As a precursor to developing a governance model designed to facilitate an enterprise digital strategy, about six months ago, Smoley led the executive team in a conversation about what AstraZeneca should be doing in digital. That conversation went well, and Smoley took it a step further.
The digital innovation executive offsite
“I took the CEO and executive staff, and we spent a week in San Francisco,” says Smoley. “My CTO and I hosted the trip. We met with a bunch of really interesting cloud companies, some with products and services specifically for the life sciences.”
After meeting with some big players, Smoley and his CTO curated a half day of meetings with startup companies. “We did speed dating with a bunch of healthcare related technology companies, and our executives were completely blown away.”
Some of AstraZeneca’s leaders thought that the trip would be a waste of time. Why travel so far, they asked, just to meet some technology companies? “By the end of day one, their eyes were as big as saucers,” Smoley says. “They couldn’t believe how much innovation was in the room. They said, ‘We need to be part of this, and we don’t have to do it all on our own.”
AstraZeneca’s ‘Digital Center of Excellence’
From the goodwill created during the San Francisco tour, Smoley established AstraZeneca’s first “Digital Center of Excellence.” To lead the Center, he enlisted a marketing leader from elsewhere in the company, who had some customer perspective and experience with systems implementation.
“The Digital Center of Excellence spans the whole digital strategy piece, including social, apps, websites, devices, sensors and data analytics,” Smoley says. While the center is a business construct that stands next to IT, Smoley’s CTO is an official member of the group. “I want to make sure we’re having one conversation around what technology can and can’t do, not two. We want to avoid the scenario where there’s the digital conversation, and then there’s the IT conversation.”
The CTO’s responsibility in the Digital Center of Excellence is considerable. He scans the horizon for new technologies, connects people across the business who are looking for technology solutions with the right VCs, IT staff, or IT vendor partners, and develops policies and standards around platforms and development.
As CIO, Smoley’s responsibility is to get the Center off the ground, select the right leader from the business to take it from infancy to maturation, and champion “digital” as an enterprise wide strategy.
“People have varying levels of urgency on digital,” says Smoley. “Some think we have other things to think about and can wait, and others believe we’ll be left behind if we don’t move now. My role is to facilitate the conversation and build the Digital Center of Excellence model, so we are informed and ready to take full advantage as opportunities present themselves.
“Digital is an emotional area and a new space. There are no clear roadmaps.”
About David Smoley
Before joining AstraZeneca as CIO in 2013, Dave Smoley was senior vice president and CIO of Flextronics, a global manufacturing services firm. Prior to his six years with Flextronics, Smoley held divisional CIO roles at Honeywell and General Electric. He graduated from Clemson University with a BS in Computer Science and received an MBA from the University of Virginia.
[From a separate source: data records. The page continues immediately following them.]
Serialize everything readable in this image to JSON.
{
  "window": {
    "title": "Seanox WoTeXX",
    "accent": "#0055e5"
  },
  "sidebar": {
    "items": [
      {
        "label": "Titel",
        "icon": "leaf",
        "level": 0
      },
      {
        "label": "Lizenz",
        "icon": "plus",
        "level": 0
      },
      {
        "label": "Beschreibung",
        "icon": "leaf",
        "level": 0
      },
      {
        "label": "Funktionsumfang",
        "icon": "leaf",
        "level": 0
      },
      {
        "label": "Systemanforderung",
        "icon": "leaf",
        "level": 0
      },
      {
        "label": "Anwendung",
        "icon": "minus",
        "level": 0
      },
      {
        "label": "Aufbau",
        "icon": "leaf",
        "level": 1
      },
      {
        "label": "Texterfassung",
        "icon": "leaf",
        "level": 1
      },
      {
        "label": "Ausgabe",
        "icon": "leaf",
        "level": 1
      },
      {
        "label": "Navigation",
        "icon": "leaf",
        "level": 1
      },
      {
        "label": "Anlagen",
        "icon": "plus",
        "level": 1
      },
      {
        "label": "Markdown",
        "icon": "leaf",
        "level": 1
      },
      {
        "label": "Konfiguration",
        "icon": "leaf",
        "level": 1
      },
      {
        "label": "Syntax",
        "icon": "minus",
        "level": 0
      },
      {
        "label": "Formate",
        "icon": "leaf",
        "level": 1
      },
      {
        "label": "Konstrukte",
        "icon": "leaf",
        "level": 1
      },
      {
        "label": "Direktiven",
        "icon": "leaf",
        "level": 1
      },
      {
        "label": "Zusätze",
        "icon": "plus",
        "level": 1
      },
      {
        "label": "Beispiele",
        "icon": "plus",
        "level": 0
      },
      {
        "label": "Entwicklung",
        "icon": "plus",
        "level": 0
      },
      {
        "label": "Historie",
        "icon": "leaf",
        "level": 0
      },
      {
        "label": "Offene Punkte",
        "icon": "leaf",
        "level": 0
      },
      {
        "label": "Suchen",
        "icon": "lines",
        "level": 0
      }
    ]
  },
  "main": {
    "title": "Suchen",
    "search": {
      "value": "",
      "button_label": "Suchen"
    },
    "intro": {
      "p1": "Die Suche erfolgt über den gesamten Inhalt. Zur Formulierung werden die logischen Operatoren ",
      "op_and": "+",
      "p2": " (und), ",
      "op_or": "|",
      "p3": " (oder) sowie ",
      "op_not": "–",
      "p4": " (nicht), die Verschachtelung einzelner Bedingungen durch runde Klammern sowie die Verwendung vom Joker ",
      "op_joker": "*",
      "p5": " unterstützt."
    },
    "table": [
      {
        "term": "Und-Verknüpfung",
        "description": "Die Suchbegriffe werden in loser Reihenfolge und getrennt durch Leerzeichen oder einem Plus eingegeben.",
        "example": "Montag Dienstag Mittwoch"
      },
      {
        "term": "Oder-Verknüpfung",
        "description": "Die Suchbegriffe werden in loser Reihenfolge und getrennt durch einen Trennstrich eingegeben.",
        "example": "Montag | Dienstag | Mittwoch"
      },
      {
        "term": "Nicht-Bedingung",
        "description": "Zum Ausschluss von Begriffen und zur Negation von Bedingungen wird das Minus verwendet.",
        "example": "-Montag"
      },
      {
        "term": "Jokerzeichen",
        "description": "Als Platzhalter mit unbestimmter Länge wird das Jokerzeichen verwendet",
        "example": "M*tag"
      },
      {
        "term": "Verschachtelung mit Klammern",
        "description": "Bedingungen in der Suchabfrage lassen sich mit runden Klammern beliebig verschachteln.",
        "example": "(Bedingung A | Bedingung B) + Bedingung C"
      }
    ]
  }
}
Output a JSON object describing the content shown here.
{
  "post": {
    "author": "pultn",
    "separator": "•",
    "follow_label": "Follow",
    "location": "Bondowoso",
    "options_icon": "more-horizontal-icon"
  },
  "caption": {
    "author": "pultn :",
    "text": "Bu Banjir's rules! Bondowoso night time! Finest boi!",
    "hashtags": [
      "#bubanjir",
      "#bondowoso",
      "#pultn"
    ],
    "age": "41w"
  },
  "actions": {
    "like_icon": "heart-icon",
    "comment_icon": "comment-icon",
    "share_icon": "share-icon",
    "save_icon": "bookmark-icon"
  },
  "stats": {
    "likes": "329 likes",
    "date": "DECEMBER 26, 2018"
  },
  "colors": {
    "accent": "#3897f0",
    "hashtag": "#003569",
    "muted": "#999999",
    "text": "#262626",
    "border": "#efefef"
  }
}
Martha Heller is CEO of Heller Search Associates, an IT executive recruiting firm specializing in CIO, CTO, CISO and senior technology roles in all industries. She is the author The CIO Paradox: Battling the Contradictions of IT Leadership and Be the Business: CIOs in the New Era of IT. To join the IT career conversation, subscribe to The Heller Report.